My moth collection is rather meagre because it’s resulted from opportunism, rather than being built by my actually seeking moths out. I don’t set moth traps for the night flying moths and, thus, I am limited to day flying moths or any that we happen to spot resting, waiting for the hours of darkness.
Perhaps for the same reason, I’m a self confessed moth numbskull who’s rubbish at identifying them. Thus, for many of these identifications I am indebted to our county moth recorders at the BNHS and to iSpot.
The sequence here follows that of the Concise Guide to the Moths of Great Britain and Ireland (Townsend/Waring), with foreign species shoehorned in with the appropriate family (I hope).
|Six-spot Burnet||Zygaena fausta||Zygaena loti||Zygaena romeo||Red-tipped Clearwing|
|Riband Wave||Garden Carpet||Silver-ground Carpet||Common Carpet||Yellow Shell|
|November Moth||Double-striped Pug||Chimney Sweeper||[Lesser] Treble Bar||Clouded Border|
|Latticed Heath||Speckled Yellow||Feathered Thorn||Pale Brindled Beauty||Spring Usher|
|Feathered Beauty||Common Heath||Hummingbird Hawkmoth||Lesser Swallow Prominent|
|Black Arches||Pale Tussock|
|Yellow-tail||Dingy FGootman||Cream-spot Tiger||Clouded Buff|
|Cinnabar||Large Yellow Underwing||Pine Beauty||Cucullia santolinae|
|Mellein Moth||Dotted Chestnut||Copper Underwing||Nut-tree Tussock||Silve-Y Moth|

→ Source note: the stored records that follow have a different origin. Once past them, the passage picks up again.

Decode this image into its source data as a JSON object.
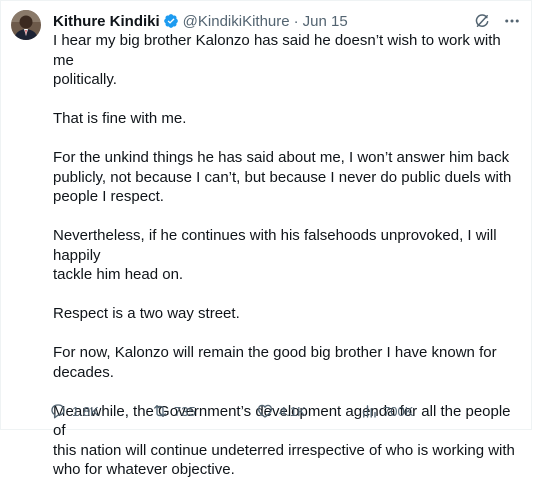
{
  "author": {
    "display_name": "Kithure Kindiki",
    "handle": "@KindikiKithure",
    "separator": "·",
    "date": "Jun 15",
    "verified": true
  },
  "tweet": {
    "paragraphs": [
      "I hear my big brother Kalonzo has said he doesn’t wish to work with me\npolitically.",
      "That is fine with me.",
      "For the unkind things he has said about me, I won’t answer him back\npublicly, not because I can’t, but because I never do public duels with\npeople  I respect.",
      "Nevertheless, if he continues with his falsehoods unprovoked, I will happily\ntackle him head on.",
      "Respect is a two way street.",
      "For now, Kalonzo will remain  the good big brother I have known for\ndecades.",
      "Meanwhile, the Government’s development agenda for all the people of\nthis  nation will continue undeterred irrespective of who is working with\nwho for whatever objective."
    ]
  },
  "stats": {
    "replies": "1.8K",
    "reposts": "735",
    "likes": "4.1K",
    "views": "700K"
  },
  "icons": {
    "verified": "verified-badge-icon",
    "grok": "grok-icon",
    "more": "more-icon",
    "reply": "reply-icon",
    "repost": "repost-icon",
    "like": "heart-icon",
    "views": "views-chart-icon",
    "bookmark": "bookmark-icon",
    "share": "share-icon"
  },
  "colors": {
    "text": "#0f1419",
    "secondary": "#536471",
    "verified": "#1d9bf0"
  }
}
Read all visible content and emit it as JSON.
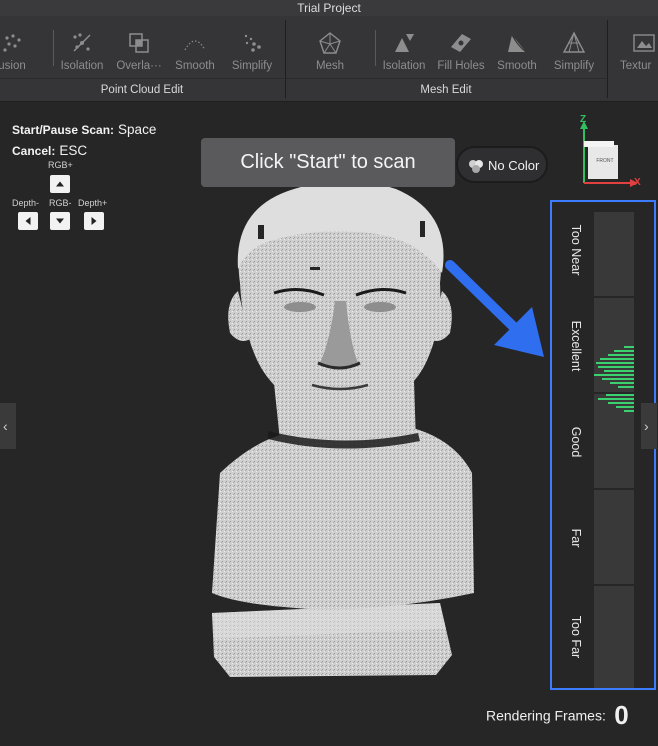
{
  "window": {
    "title": "Trial Project"
  },
  "toolbar": {
    "point_cloud_group": {
      "label": "Point Cloud Edit",
      "tools": [
        {
          "label": "usion",
          "icon": "fusion-icon"
        },
        {
          "label": "Isolation",
          "icon": "isolation-icon"
        },
        {
          "label": "Overla···",
          "icon": "overlap-icon"
        },
        {
          "label": "Smooth",
          "icon": "smooth-icon"
        },
        {
          "label": "Simplify",
          "icon": "simplify-icon"
        }
      ]
    },
    "mesh_group": {
      "label": "Mesh Edit",
      "tools": [
        {
          "label": "Mesh",
          "icon": "mesh-icon"
        },
        {
          "label": "Isolation",
          "icon": "mesh-isolation-icon"
        },
        {
          "label": "Fill Holes",
          "icon": "fill-holes-icon"
        },
        {
          "label": "Smooth",
          "icon": "mesh-smooth-icon"
        },
        {
          "label": "Simplify",
          "icon": "mesh-simplify-icon"
        }
      ]
    },
    "texture_group": {
      "tools": [
        {
          "label": "Textur",
          "icon": "texture-icon"
        }
      ]
    }
  },
  "shortcuts": {
    "scan_label": "Start/Pause Scan:",
    "scan_key": "Space",
    "cancel_label": "Cancel:",
    "cancel_key": "ESC"
  },
  "keypad": {
    "rgb_plus": "RGB+",
    "depth_minus": "Depth-",
    "rgb_minus": "RGB-",
    "depth_plus": "Depth+"
  },
  "toast": {
    "message": "Click \"Start\" to scan"
  },
  "color_toggle": {
    "label": "No Color"
  },
  "axes": {
    "z": "Z",
    "x": "X",
    "cube_face": "FRONT"
  },
  "depth_gauge": {
    "zones": [
      "Too Near",
      "Excellent",
      "Good",
      "Far",
      "Too Far"
    ],
    "current_zone": "Excellent",
    "accent_color": "#3d7bff",
    "histogram_color": "#3bd16f"
  },
  "status": {
    "frames_label": "Rendering Frames:",
    "frames_value": "0"
  }
}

|Red Underwing||Burnet Companion||Mother Shipton||Straw Dot||Snout|
|Amblyptilia||Diurnia fagella||Longhorn Moth|